Eddie Olczyk already bounces back and forth during the spring between the NHL playoffs and horse racing’s Triple Crown.
Now he’s adding a new stop on his pucks and ponies tour.
Olczyk will go from the broadcast booth at Boston’s TD Garden for Game 7 of the Stanley Cup Final to Ascot Racecourse in England to work his first Royal Ascot. He and fellow Americans Britney Eurton and Dylan Dreyer will join British broadcaster Nick Luck for the NBC Sports telecast of the horse racing festival, which runs from June 18-22.
“It is their biggest stage, you could argue, across the pond,” Olczyk told The Associated Press on Tuesday. “I’ll get fitted for my tails and my top hat and get to work on Friday and Saturday.”
Olczyk isn’t worried about Royal Ascot’s dress code. Men at Royal Ascot are required to wear a waistcoat and tie, black shoes and a black or grey top hat, and women have even more old-fashioned guidelines.
“The last time that I had tails on might’ve been at a wedding that I stood up in probably back in the mid-’80s,” Olczyk said. “It’s not still in the closet. We’ll get fitted over there and hopefully be able to fit right in.”
Olczyk is in his fifth year doing horse racing for NBC — and 13th at the Stanley Cup Final — but he’s still nervous about the unfamiliarity of his next adventure.

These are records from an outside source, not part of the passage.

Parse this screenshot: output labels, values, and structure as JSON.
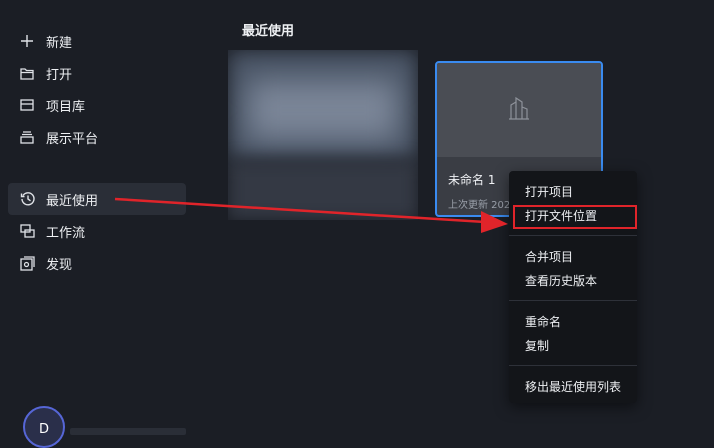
{
  "sidebar": {
    "items": [
      {
        "label": "新建",
        "icon": "plus-icon"
      },
      {
        "label": "打开",
        "icon": "folder-icon"
      },
      {
        "label": "项目库",
        "icon": "library-icon"
      },
      {
        "label": "展示平台",
        "icon": "showcase-icon"
      },
      {
        "label": "最近使用",
        "icon": "history-icon",
        "active": true
      },
      {
        "label": "工作流",
        "icon": "workflow-icon"
      },
      {
        "label": "发现",
        "icon": "discover-icon"
      }
    ],
    "avatar_letter": "D"
  },
  "main": {
    "section_title": "最近使用",
    "card": {
      "title": "未命名 1",
      "subtitle": "上次更新 202"
    }
  },
  "context_menu": {
    "groups": [
      [
        "打开项目",
        "打开文件位置"
      ],
      [
        "合并项目",
        "查看历史版本"
      ],
      [
        "重命名",
        "复制"
      ],
      [
        "移出最近使用列表"
      ]
    ],
    "highlighted": "打开文件位置"
  },
  "annotation": {
    "arrow_color": "#e0242a",
    "box_color": "#e0242a"
  },
  "colors": {
    "accent": "#3a8bf0",
    "background": "#1b1e25"
  }
}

“There’s always the nerves of the unknown,” Olczyk said. “Handicapping races over there is in every sense of the word foreign compared to how I do it or how we do it over here, so that’ll be kind of a learning curve.”
It’s a long way but a short turnaround from his seat next to Mike “Doc” Emrick for the St. Louis Blues-Boston Bruins Game 7 on Wednesday night to the glistening track about an hour outside London. But the hockey and horse racing mix has always been part of Olczyk’s life since childhood, and he’s thrilled to give up some days off to keep this roll going.
“There’s just so many things to appreciate about both,” Olczyk said. “I think the thing that I’ve always been drawn to is the practices, the training sessions in the morning and I find they’re on the same playing field when I get the chance to do both.”